The charging regime for the UK’s electricity system is “no longer fit for purpose”, according to a new report from Energy UK.

The trade body said that the current system was drawn up 20 years ago, when large power stations were connected to the transmission system and customers were connected to the distribution system.

But the membership organisation pointed out that the charging regime is now out-of-date and doesn’t take into account distributed generation. The report called for a holistic review of the charging system. It comes as Ofgem looks at changing some of the benefits which embedded generators connected to the distribution system receive.

‘Not fit for purpose’

Energy UK said: “The current charging system is no longer fit for purpose.

“Ensuring the charging arrangements are appropriate for today’s energy system is important to allow for efficient investment and fair charging for customers.

“There are short-term changes that may improve the current charging regime but it is important that a holistic review of all charging issues is carried out in the near future.”

Meanwhile a new research report by Cornwall Energy into embedded benefits has highlighted “significant concerns” that the current process will result in “ill-considered changes that could have wide-ranging unintended consequences”.

Cornwall Energy chairman Nigel Cornwall said: "Many small-scale generators of less than 100MW depend on triad benefit payments. Arbitrarily reducing them in response to governmental pressure will cause significant customer detriment. Over the short term, there will be reduced security of supply, and over the longer-term capacity market prices and the costs of balancing the electricity system could increase significantly.

"In 2011 Ofgem said it would take an in-depth look at the complex issues surrounding distribution-connected generation but it has so far failed to do so. Instead it is seeking change but is focussing on a single market distortion. We see a much more complex and potentially dangerous position than Ofgem from rushed changes."
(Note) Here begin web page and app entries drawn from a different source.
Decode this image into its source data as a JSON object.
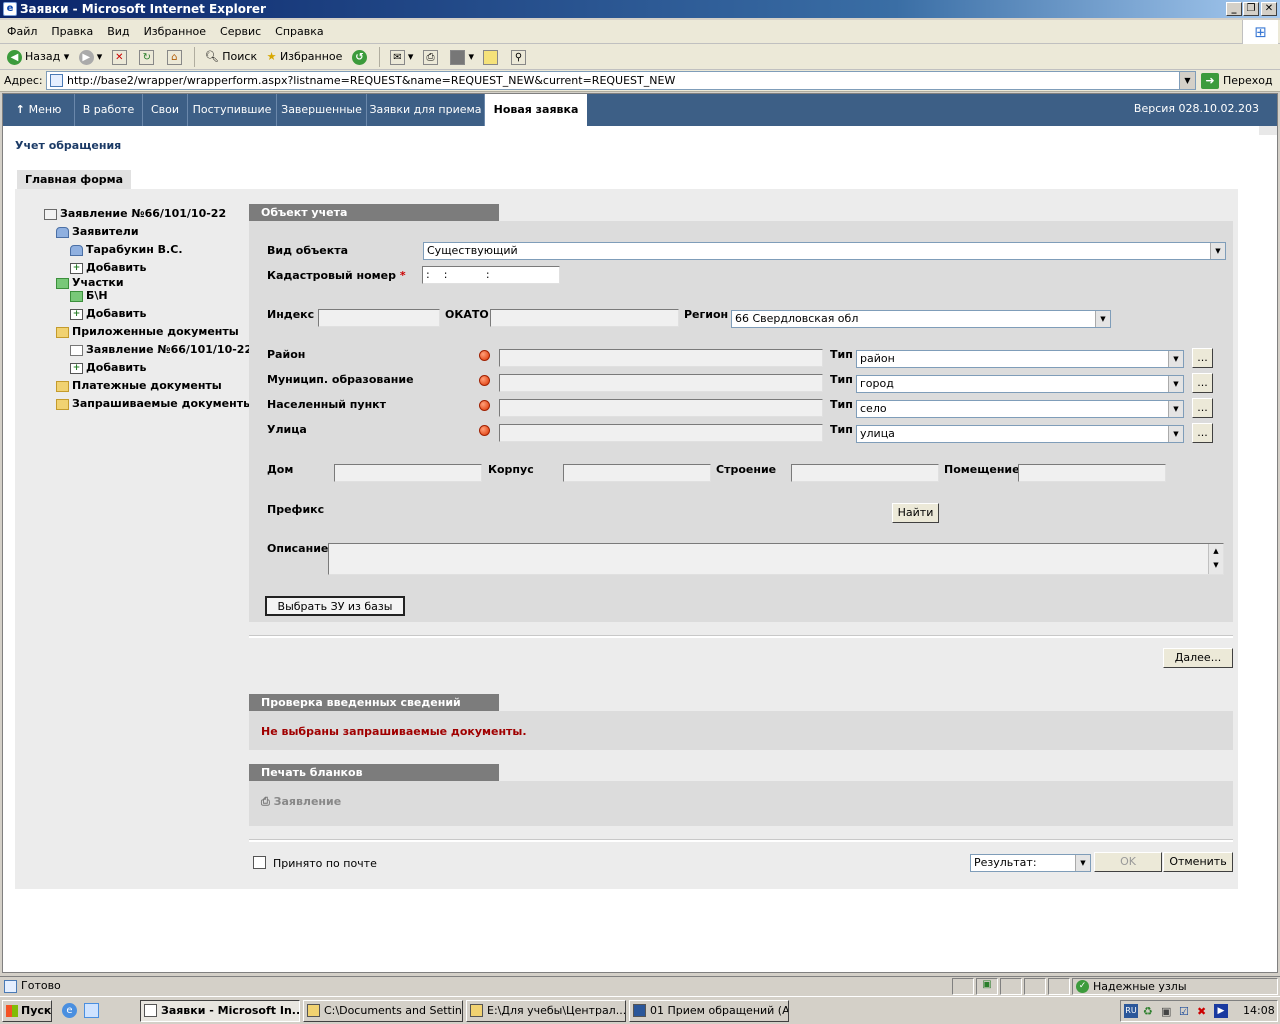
{
  "window": {
    "title": "Заявки - Microsoft Internet Explorer"
  },
  "menu": [
    "Файл",
    "Правка",
    "Вид",
    "Избранное",
    "Сервис",
    "Справка"
  ],
  "toolbar": {
    "back": "Назад",
    "search": "Поиск",
    "favorites": "Избранное"
  },
  "address": {
    "label": "Адрес:",
    "url": "http://base2/wrapper/wrapperform.aspx?listname=REQUEST&name=REQUEST_NEW&current=REQUEST_NEW",
    "go": "Переход"
  },
  "app_tabs": [
    "Меню",
    "В работе",
    "Свои",
    "Поступившие",
    "Завершенные",
    "Заявки для приема",
    "Новая заявка"
  ],
  "version": "Версия 028.10.02.203",
  "page_title": "Учет обращения",
  "form_tab": "Главная форма",
  "tree": {
    "root": "Заявление №66/101/10-22",
    "applicants": "Заявители",
    "applicant_1": "Тарабукин В.С.",
    "add_1": "Добавить",
    "plots": "Участки",
    "plot_1": "Б\\Н",
    "add_2": "Добавить",
    "attached_docs": "Приложенные документы",
    "attached_1": "Заявление №66/101/10-22",
    "add_3": "Добавить",
    "payment_docs": "Платежные документы",
    "requested_docs": "Запрашиваемые документы"
  },
  "object": {
    "header": "Объект учета",
    "type_label": "Вид объекта",
    "type_value": "Существующий",
    "cadastral_label": "Кадастровый номер",
    "required_mark": "*",
    "cadastral_mask": ":    :           :",
    "index_label": "Индекс",
    "okato_label": "ОКАТО",
    "region_label": "Регион",
    "region_value": "66 Свердловская обл",
    "district_label": "Район",
    "municipal_label": "Муницип. образование",
    "settlement_label": "Населенный пункт",
    "street_label": "Улица",
    "type_short": "Тип",
    "district_type": "район",
    "municipal_type": "город",
    "settlement_type": "село",
    "street_type": "улица",
    "ellipsis": "...",
    "house_label": "Дом",
    "building_label": "Корпус",
    "structure_label": "Строение",
    "room_label": "Помещение",
    "prefix_label": "Префикс",
    "find_button": "Найти",
    "description_label": "Описание",
    "select_button": "Выбрать ЗУ из базы"
  },
  "next_button": "Далее...",
  "check": {
    "header": "Проверка введенных сведений",
    "message": "Не выбраны запрашиваемые документы."
  },
  "print": {
    "header": "Печать бланков",
    "item": "Заявление"
  },
  "footer": {
    "received_by_mail": "Принято по почте",
    "result_placeholder": "Результат:",
    "ok": "OK",
    "cancel": "Отменить"
  },
  "status": {
    "ready": "Готово",
    "zone": "Надежные узлы"
  },
  "taskbar": {
    "start": "Пуск",
    "items": [
      "Заявки - Microsoft In...",
      "C:\\Documents and Settin...",
      "E:\\Для учебы\\Централ...",
      "01 Прием обращений (А..."
    ],
    "lang": "RU",
    "clock": "14:08"
  },
  "colors": {
    "nav_bar": "#3d5f86",
    "section_header": "#7c7c7c",
    "warning_text": "#a00000",
    "title_text": "#1b3a66"
  }
}
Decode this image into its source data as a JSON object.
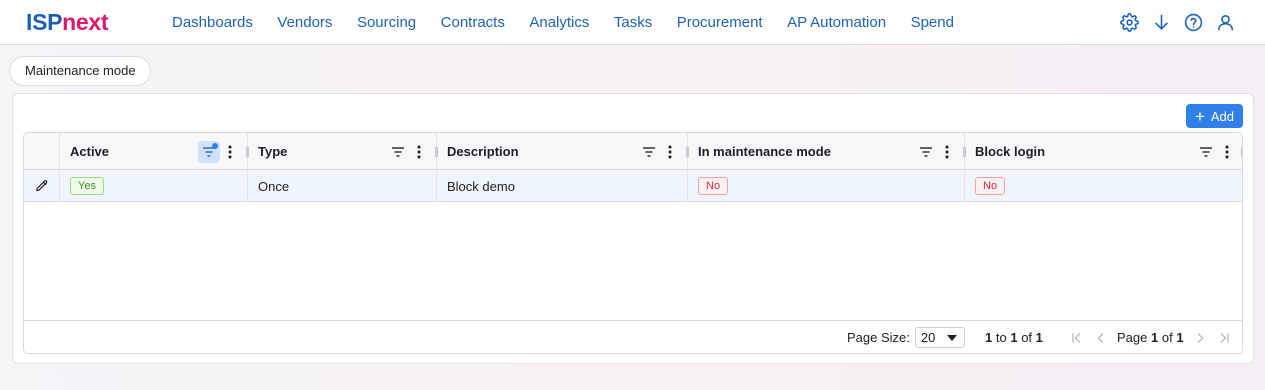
{
  "brand": {
    "part1": "ISP",
    "part2": "next"
  },
  "nav": [
    "Dashboards",
    "Vendors",
    "Sourcing",
    "Contracts",
    "Analytics",
    "Tasks",
    "Procurement",
    "AP Automation",
    "Spend"
  ],
  "top_icons": [
    "gear-icon",
    "download-icon",
    "help-icon",
    "user-icon"
  ],
  "chip": {
    "label": "Maintenance mode"
  },
  "add_button": {
    "label": "Add"
  },
  "columns": [
    {
      "label": "Active",
      "filter_active": true
    },
    {
      "label": "Type",
      "filter_active": false
    },
    {
      "label": "Description",
      "filter_active": false
    },
    {
      "label": "In maintenance mode",
      "filter_active": false
    },
    {
      "label": "Block login",
      "filter_active": false
    }
  ],
  "rows": [
    {
      "active": "Yes",
      "type": "Once",
      "description": "Block demo",
      "maintenance": "No",
      "block_login": "No"
    }
  ],
  "pagination": {
    "page_size_label": "Page Size:",
    "page_size": "20",
    "range_from": "1",
    "range_to_word": "to",
    "range_to": "1",
    "of_word": "of",
    "total": "1",
    "page_word": "Page",
    "current_page": "1",
    "page_of_word": "of",
    "page_count": "1"
  },
  "colors": {
    "brand_blue": "#1f5fae",
    "brand_pink": "#e0186a",
    "accent": "#2f80e8",
    "yes_green": "#3f8e2e",
    "no_red": "#d12f2f"
  }
}
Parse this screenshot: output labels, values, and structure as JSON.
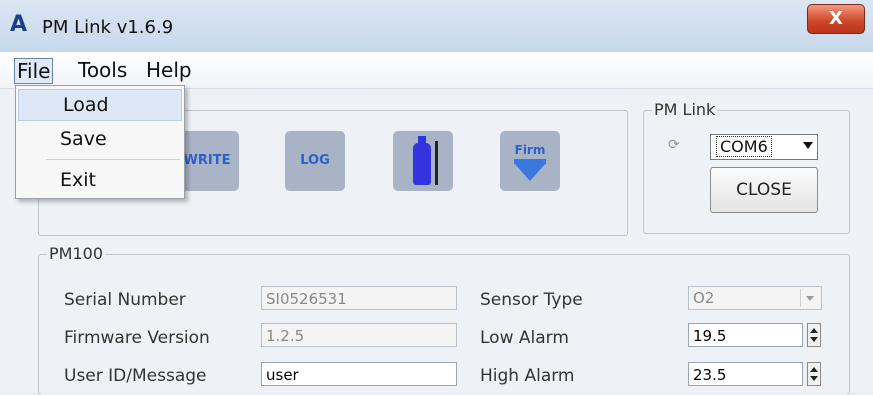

> Download the EnergyUK report

> Read more about the Cornwall Energy report